The trial of a man charged with trying to bomb a synagogue in the heart of Cairo has been delayed for a second time until December 22, Egyptian officials said yesterday.
The Cairo Criminal Court initially said it would delay the trial of Jamal Hussein Ahmad, a 49-year-old tailor, until October 16, citing the defendant's mental health.
But the court decided for a second time to postpone the trial to give a team of psychiatrists more time to assess the defendant.
According to prosecutors, Ahmad threw an "improvised explosive device" in February at Egypt's largest synagogue. It is the only one still conducting services for Cairo's tiny Jewish community.
No one was hurt and no property was damaged in the attack.
Ahmad was admitted to a mental institution and was examined by a number of doctors who are expected to report their findings to the court.
Prosecutors have asked for the maximum sentence of 25 years in prison. They have charged Ahmad with possession of unlicensed explosives with the intention of carrying out a "terrorist-like act."
At the time of the attack, police told the German Press Agency DPA that Ahmad had asked to see a room at a hotel opposite the synagogue.
He then allegedly threw a bag out a lobby window and fled though an alley next to the hotel.
Egypt's Interior Ministry has said that the suspect has a record of extremism and drug abuse, and that he told authorities he was angered by Israeli policies in the Palestinian territories.

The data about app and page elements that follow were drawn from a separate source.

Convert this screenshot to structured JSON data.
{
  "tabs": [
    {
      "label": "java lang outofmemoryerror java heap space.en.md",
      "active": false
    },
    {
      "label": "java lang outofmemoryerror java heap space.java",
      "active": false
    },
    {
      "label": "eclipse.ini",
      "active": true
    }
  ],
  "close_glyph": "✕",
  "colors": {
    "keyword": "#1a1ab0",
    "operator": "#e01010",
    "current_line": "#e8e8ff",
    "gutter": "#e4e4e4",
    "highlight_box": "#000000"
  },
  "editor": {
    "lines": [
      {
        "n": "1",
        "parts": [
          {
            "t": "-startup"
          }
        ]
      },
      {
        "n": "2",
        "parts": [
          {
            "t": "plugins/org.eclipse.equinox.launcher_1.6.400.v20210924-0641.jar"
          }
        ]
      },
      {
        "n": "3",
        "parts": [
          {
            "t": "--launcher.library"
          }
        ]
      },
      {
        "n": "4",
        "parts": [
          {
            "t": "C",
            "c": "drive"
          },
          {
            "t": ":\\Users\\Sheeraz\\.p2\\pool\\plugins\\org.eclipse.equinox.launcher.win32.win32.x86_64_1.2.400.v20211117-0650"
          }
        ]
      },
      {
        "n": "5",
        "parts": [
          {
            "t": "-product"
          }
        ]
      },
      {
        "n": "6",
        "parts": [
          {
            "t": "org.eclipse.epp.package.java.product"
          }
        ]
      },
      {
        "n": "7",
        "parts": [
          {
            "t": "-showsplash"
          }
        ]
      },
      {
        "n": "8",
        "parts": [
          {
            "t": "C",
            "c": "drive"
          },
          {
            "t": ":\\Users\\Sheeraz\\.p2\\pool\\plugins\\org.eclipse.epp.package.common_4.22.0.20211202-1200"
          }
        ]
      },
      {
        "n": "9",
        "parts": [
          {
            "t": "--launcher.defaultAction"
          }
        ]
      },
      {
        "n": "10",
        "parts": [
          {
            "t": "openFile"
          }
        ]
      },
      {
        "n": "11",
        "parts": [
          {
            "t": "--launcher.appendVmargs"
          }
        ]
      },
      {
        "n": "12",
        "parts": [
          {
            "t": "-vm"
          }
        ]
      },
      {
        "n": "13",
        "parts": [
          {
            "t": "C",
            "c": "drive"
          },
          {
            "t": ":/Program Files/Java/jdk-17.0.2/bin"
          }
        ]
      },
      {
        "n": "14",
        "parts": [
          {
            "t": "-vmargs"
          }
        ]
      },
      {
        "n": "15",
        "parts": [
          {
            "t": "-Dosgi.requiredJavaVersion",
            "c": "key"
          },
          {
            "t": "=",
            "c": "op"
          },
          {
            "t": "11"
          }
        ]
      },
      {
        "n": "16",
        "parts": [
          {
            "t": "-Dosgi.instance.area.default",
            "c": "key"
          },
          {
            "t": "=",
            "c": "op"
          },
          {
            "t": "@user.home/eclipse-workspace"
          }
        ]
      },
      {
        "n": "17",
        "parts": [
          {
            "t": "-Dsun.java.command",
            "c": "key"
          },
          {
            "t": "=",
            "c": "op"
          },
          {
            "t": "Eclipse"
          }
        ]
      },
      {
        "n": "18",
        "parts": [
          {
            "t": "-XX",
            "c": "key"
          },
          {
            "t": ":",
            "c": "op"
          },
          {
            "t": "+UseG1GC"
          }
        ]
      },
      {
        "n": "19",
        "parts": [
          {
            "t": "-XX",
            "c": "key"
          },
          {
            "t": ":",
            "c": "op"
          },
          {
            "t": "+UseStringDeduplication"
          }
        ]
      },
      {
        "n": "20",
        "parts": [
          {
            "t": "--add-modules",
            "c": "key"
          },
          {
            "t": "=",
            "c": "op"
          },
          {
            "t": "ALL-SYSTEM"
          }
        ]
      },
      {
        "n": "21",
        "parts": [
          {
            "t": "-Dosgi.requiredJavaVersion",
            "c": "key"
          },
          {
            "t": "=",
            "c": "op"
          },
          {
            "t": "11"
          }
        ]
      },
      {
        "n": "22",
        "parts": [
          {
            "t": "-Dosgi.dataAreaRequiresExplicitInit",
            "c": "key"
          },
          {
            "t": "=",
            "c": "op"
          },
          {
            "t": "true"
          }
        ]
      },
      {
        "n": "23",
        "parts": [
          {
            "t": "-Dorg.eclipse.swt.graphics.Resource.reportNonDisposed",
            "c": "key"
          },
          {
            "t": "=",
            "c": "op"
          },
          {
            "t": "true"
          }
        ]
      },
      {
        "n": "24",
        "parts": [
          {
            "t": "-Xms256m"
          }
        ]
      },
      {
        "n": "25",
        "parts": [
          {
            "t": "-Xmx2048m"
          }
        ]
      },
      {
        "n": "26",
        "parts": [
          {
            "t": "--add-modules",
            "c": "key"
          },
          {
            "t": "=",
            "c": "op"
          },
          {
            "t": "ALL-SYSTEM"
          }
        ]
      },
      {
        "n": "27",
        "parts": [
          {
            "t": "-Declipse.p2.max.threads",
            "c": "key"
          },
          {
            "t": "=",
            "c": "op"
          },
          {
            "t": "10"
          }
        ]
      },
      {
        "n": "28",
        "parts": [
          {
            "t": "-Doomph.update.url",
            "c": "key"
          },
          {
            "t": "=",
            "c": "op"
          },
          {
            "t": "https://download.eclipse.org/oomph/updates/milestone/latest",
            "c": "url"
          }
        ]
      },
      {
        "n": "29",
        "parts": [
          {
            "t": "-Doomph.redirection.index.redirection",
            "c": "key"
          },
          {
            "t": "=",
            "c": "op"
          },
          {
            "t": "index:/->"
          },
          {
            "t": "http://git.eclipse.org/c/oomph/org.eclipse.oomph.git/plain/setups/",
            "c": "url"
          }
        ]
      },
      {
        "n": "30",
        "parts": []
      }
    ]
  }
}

But Ahmad has denied allegations that he took part in the attack and claims he knew nothing about it prior to his arrest.